ASSIGNED TASK ->
Nothing other than an exact copy of the lines from the one containing "Convert this screenshot" through the last line of the listing below should be written.

☆ ☆ ☆

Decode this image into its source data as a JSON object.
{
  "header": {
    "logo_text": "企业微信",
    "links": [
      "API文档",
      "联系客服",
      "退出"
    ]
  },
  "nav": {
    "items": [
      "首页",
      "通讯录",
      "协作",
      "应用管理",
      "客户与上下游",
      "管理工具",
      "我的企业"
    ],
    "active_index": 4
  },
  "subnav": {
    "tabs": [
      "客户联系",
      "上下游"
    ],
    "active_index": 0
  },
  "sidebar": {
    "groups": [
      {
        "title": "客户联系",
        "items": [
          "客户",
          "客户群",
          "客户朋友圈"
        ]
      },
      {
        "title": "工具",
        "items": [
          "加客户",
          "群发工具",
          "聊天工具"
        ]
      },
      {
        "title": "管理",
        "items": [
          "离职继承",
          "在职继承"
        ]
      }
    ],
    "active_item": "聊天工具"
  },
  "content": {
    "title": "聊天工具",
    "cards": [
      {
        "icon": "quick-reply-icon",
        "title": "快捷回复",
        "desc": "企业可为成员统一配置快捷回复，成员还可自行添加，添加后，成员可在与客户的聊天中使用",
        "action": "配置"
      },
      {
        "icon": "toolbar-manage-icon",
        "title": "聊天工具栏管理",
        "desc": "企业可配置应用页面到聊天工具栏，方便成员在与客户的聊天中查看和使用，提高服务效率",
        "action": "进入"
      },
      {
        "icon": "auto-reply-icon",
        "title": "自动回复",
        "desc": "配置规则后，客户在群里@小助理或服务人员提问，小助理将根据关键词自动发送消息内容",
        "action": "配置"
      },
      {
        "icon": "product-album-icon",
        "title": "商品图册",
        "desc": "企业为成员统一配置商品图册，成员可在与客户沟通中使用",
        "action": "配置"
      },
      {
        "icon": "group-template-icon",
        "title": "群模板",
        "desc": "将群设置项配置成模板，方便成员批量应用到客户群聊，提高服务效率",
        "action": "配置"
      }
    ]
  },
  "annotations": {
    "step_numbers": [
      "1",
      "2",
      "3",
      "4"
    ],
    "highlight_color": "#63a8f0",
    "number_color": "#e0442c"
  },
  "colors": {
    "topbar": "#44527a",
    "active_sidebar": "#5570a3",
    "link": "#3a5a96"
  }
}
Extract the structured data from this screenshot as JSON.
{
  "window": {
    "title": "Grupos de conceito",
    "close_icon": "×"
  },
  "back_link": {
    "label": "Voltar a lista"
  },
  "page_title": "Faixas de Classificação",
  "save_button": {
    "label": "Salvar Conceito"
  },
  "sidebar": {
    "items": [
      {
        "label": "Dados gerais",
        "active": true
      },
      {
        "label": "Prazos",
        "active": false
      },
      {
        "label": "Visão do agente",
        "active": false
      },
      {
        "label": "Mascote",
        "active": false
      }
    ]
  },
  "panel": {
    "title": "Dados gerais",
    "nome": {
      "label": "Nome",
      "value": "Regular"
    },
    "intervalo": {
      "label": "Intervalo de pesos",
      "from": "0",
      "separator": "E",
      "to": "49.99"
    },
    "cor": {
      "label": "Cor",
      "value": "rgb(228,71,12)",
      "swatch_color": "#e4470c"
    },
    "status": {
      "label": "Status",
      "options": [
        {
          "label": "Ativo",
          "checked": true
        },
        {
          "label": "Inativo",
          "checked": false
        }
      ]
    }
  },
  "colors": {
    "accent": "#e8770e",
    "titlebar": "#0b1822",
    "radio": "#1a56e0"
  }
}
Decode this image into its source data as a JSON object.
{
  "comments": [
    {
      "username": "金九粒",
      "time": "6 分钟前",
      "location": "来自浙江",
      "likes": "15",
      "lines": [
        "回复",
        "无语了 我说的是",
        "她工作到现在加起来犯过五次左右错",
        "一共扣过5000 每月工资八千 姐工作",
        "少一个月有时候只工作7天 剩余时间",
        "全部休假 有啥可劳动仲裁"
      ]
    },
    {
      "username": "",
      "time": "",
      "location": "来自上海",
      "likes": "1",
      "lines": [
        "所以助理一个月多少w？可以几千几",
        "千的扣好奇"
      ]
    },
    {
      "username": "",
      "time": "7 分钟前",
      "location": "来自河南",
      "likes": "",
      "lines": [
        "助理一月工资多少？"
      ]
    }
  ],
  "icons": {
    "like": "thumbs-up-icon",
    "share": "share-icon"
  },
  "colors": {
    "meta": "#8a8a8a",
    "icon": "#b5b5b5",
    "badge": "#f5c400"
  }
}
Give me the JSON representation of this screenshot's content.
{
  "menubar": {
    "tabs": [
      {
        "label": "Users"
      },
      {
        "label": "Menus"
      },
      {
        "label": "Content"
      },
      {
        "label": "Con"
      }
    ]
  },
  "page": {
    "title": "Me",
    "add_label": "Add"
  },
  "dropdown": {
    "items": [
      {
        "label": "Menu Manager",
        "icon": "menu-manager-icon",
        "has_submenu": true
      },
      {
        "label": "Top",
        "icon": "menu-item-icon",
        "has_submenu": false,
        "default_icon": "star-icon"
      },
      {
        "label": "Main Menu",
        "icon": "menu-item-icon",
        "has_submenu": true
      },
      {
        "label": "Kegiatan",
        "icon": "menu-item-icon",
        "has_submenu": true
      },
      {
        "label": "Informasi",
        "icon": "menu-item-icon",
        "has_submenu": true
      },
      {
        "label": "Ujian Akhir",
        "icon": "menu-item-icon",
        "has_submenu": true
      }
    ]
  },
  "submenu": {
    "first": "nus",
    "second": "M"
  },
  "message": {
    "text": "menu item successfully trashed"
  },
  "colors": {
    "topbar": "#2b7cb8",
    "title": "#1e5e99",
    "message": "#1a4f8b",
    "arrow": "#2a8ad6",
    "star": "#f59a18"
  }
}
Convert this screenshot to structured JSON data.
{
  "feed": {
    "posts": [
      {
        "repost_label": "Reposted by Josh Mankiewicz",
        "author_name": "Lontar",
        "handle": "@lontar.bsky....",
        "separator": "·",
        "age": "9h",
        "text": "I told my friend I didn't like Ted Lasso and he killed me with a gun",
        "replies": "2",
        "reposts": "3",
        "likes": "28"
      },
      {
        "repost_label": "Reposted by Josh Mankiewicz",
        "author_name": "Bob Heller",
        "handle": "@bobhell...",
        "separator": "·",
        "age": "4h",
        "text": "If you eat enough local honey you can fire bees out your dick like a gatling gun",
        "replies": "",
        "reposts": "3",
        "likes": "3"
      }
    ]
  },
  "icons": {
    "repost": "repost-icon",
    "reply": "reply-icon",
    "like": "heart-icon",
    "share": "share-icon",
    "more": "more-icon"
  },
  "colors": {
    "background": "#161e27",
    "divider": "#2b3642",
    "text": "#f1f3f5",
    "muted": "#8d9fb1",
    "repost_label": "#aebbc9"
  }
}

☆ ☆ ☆

EXERCISE ANSWER ->
Convert this screenshot to structured JSON data.
{
  "feed": {
    "posts": [
      {
        "repost_label": "Reposted by Josh Mankiewicz",
        "author_name": "Lontar",
        "handle": "@lontar.bsky....",
        "separator": "·",
        "age": "9h",
        "text": "I told my friend I didn't like Ted Lasso and he killed me with a gun",
        "replies": "2",
        "reposts": "3",
        "likes": "28"
      },
      {
        "repost_label": "Reposted by Josh Mankiewicz",
        "author_name": "Bob Heller",
        "handle": "@bobhell...",
        "separator": "·",
        "age": "4h",
        "text": "If you eat enough local honey you can fire bees out your dick like a gatling gun",
        "replies": "",
        "reposts": "3",
        "likes": "3"
      }
    ]
  },
  "icons": {
    "repost": "repost-icon",
    "reply": "reply-icon",
    "like": "heart-icon",
    "share": "share-icon",
    "more": "more-icon"
  },
  "colors": {
    "background": "#161e27",
    "divider": "#2b3642",
    "text": "#f1f3f5",
    "muted": "#8d9fb1",
    "repost_label": "#aebbc9"
  }
}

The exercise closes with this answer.